Lesson and Unit Plans by Gini Cunningham
Dec 20th, 2013
Lesson plans guide your daily instruction; unit plans expand over weeks and tie lesson to lesson to attain big goals and achievement. While no lesson ever goes exactly as planned and adjustments often need to be made mid-stream, never, ever permit yourself to enter your classroom with no direction in mind. It spells catastrophe, and worse, inadequate educational opportunities for your students.
Here are ten tips for teaching productivity (and peace of mind!)
- Plan lessons carefully. Grab your pacing chart, check your standards, peruse your textbook and then set out the plan for today, tomorrow, and the week.
- At the end of the period or day, evaluate: What went well? What did not go well? What do I need to re-teach? What are my next steps?
- Have a clear opening to your lesson to get students’ minds open and rolling.

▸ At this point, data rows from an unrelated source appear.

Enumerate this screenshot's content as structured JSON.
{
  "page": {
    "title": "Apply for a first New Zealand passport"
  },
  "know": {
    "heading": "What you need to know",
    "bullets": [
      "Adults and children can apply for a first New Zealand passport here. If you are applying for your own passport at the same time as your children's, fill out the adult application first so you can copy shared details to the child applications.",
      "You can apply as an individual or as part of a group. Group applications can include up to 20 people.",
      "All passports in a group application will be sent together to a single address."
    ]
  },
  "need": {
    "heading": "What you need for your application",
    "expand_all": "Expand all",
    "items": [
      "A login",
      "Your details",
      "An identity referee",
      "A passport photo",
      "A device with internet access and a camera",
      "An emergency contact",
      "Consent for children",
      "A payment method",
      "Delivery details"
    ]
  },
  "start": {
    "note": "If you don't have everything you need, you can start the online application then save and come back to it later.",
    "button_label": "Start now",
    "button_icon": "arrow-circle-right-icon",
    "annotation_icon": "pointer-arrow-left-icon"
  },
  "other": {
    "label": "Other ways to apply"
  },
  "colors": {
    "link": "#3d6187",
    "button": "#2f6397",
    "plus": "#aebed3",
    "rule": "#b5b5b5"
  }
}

The opening ties directly to the objectives and goals of the lesson.
- Make certain that your students know what you expect them to know and be able to do as a result of this lesson. Check often to see how they are progressing toward the goals.
- Include opportunities to learn and practice new, essential vocabulary: see it, say, it, read it, write it… again and again.
- Teach in small increments. Teach, review, allow for practice, receive feedback, determine how to move forward.
- As for the practice, use the model: I do (teacher demonstrates), we do (teacher and students work together to solve the problem/evaluate an issue), student and partner do (while the teacher supervises, advises, re-teaches in mini-lessons), and finally, you do (student works independently). Setting up this routine takes time but it cuts out student confusion when s/he works independently.
- Provide time for closure at the end of each lesson to receive feedback from students: summarize today’s learning; what questions do they have that need review tomorrow; ask students what they think about their learning; give a hint of how today’s lesson links to tomorrow’s by planting seeds of curiosity.
- Prepare for tomorrow with all of the feedback from today. Never leave your classroom without having tomorrow’s plans, hand-outs, board work, etc. in perfect order.
- Tie lesson to lesson under an umbrella of learning goals and create unit plans to unite learning, add cross-curricular instruction, and expand thinking and understanding. One lesson, one unit at a time can build masterpieces of teaching.
© Gini Cunningham (adapted from her book, The New Teacher’s Companion: Practical Wisdom for Succeeding in the Classroom (ASCD). In addition to her writing, Gini is an author, workshop leader, and consultant who provides education for educators.
And to have peaceful, predictable, productivity for your next quarter, you will want to access the teleseminar Planning Your Next Quarter where you learn how to strategically set up your calendar one quarter at a time…